MEMBERS of Nigeria’s Joint Health Sector Unions (Johesu) have returned to work today following the suspension of the seven-day warning strike by the union’s leadership over the refusal of the government to meet their demands regarding the coronavirus pandemic.
Johesu has been at arms with the federal government over the supply of personal protective equipment and the payment of special Covid-19 allowances to its members. Yesterday, however, the unions called off their strike, despite the federal government’s refusal to address the health workers’ demands.
Biobelemoye Josiah, the Johesu chairman, said their next line of action would be decided by the expanded national executive council in due course. He accused the government of resorting to intimidation and blackmail, instead of calling the leadership for dialogue to resolve the trade dispute.

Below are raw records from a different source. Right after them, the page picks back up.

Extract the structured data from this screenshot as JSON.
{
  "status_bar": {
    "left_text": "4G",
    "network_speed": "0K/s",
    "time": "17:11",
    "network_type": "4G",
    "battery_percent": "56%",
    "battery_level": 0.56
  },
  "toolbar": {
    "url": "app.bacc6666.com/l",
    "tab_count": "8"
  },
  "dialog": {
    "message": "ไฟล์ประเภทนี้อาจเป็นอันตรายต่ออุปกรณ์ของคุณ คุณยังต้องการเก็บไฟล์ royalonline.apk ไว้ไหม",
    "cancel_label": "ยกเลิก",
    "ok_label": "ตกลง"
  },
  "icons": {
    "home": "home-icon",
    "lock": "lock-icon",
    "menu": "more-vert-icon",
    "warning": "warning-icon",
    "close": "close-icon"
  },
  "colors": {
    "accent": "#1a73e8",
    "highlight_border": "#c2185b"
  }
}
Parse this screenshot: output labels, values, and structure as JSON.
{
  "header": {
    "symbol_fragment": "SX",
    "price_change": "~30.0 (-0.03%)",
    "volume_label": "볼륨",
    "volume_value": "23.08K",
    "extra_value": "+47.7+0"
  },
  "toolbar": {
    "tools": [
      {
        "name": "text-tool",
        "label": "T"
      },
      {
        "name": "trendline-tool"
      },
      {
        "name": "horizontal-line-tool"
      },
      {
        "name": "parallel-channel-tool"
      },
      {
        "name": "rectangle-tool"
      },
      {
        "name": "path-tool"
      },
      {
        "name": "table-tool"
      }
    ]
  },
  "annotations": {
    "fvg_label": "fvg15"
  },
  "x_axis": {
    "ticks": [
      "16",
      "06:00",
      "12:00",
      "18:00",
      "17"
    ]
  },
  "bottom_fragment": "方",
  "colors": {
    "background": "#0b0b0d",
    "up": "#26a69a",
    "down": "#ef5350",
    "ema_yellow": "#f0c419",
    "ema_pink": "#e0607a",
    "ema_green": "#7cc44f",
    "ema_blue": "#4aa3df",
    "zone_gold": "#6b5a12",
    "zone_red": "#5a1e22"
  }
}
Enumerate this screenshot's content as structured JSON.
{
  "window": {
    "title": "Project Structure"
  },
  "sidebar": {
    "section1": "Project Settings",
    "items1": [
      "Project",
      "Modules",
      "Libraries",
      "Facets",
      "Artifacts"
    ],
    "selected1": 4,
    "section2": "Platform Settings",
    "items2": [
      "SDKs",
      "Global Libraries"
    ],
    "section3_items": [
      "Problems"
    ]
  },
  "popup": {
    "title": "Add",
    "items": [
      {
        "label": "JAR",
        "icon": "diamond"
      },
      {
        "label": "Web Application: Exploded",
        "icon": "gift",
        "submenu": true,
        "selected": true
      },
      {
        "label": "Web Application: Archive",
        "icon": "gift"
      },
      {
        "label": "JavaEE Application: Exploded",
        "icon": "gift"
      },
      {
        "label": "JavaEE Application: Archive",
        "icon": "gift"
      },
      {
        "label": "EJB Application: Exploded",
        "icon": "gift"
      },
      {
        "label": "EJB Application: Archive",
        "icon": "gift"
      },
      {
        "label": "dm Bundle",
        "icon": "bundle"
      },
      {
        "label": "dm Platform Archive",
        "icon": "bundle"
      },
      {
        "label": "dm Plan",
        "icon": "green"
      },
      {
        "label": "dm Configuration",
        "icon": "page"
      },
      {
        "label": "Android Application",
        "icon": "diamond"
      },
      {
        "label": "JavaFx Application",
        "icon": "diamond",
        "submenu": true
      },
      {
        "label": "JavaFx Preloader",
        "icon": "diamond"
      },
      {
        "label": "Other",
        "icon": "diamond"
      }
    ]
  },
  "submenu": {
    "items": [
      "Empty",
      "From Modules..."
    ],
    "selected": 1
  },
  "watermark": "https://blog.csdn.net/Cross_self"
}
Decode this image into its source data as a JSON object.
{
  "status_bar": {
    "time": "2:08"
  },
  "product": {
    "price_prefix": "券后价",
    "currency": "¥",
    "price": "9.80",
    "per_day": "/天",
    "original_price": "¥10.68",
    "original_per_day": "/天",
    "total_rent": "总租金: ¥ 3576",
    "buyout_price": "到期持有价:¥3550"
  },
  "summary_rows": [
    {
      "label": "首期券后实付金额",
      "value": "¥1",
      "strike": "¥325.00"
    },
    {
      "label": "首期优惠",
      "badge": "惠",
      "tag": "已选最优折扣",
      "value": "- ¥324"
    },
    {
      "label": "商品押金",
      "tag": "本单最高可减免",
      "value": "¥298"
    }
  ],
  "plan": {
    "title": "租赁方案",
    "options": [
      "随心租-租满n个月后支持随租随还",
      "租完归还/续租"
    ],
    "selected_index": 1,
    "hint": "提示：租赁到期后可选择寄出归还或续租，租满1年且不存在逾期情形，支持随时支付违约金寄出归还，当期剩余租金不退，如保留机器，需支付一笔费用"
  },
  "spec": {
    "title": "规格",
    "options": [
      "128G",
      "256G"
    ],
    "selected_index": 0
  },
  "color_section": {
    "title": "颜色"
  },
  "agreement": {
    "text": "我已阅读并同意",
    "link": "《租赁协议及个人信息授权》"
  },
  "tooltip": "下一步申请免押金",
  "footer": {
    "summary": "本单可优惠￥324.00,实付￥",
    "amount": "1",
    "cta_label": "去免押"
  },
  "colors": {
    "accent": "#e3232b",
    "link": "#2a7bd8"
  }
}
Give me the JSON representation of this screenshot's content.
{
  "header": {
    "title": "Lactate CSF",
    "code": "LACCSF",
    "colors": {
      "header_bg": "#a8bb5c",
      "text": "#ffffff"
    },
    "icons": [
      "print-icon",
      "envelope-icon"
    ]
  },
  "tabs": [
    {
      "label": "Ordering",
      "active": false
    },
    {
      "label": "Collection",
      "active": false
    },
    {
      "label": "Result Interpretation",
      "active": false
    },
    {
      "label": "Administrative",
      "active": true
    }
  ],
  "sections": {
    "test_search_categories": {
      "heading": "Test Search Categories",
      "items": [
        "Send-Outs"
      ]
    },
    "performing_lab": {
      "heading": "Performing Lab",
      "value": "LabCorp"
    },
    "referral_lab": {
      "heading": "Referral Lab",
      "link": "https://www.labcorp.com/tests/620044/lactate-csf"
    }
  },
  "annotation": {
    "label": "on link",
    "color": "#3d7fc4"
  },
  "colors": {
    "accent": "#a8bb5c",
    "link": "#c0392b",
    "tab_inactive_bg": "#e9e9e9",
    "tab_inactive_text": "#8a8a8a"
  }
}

On September 13, Johesu, proceeded on strike following the refusal of the federal government to meet its members’ demands. Some of Johesu’s grievances include the non-implementation of the September 20, 2017 agreement, refusing to honour court judgments in its favour; a review of the implementation of Covid-19 hazard allowance and the non-payment of all withheld salaries, among others.
Mr Josiah said: “This is to bring to your notice that the seven-day nationwide warning strike embarked upon by the members of the Joint Health Sector Unions would come to an end midnight today, 20 September, 2020. By this notice, all health workers under the five unions that make up Joint Health Sector Unions and Assembly of Healthcare Professionals Association shall return to work on Monday, 21st September, 2020 across all federal health institutions in the country.
”However, since the federal government through the Federal Ministry of Health has continued to exhibit high level of bias/discrimination by refusing to address the demands of our members as presented by Johesu within the seven-days of the warning strike as was done to other bodies in the health sector, the next line of action would be decided in due course by the expanded national executive council of Johesu. It is pertinent to also inform the general public that rather than call Johesu for dialogue to resolve the trade dispute, the federal government has resorted to intimidation and blackmail of Johesu leaders using all forms of instruments and faceless organisations.
“Johesu will continue to use all legitimate means to defend the rights and demands for the welfare of its members in the health sector. Nigerian should bear us witness that Johesu has shown high patriotism by demanding that public health system in Nigeria is sustained and adequately financed for effective, efficient and affordable healthcare delivery.”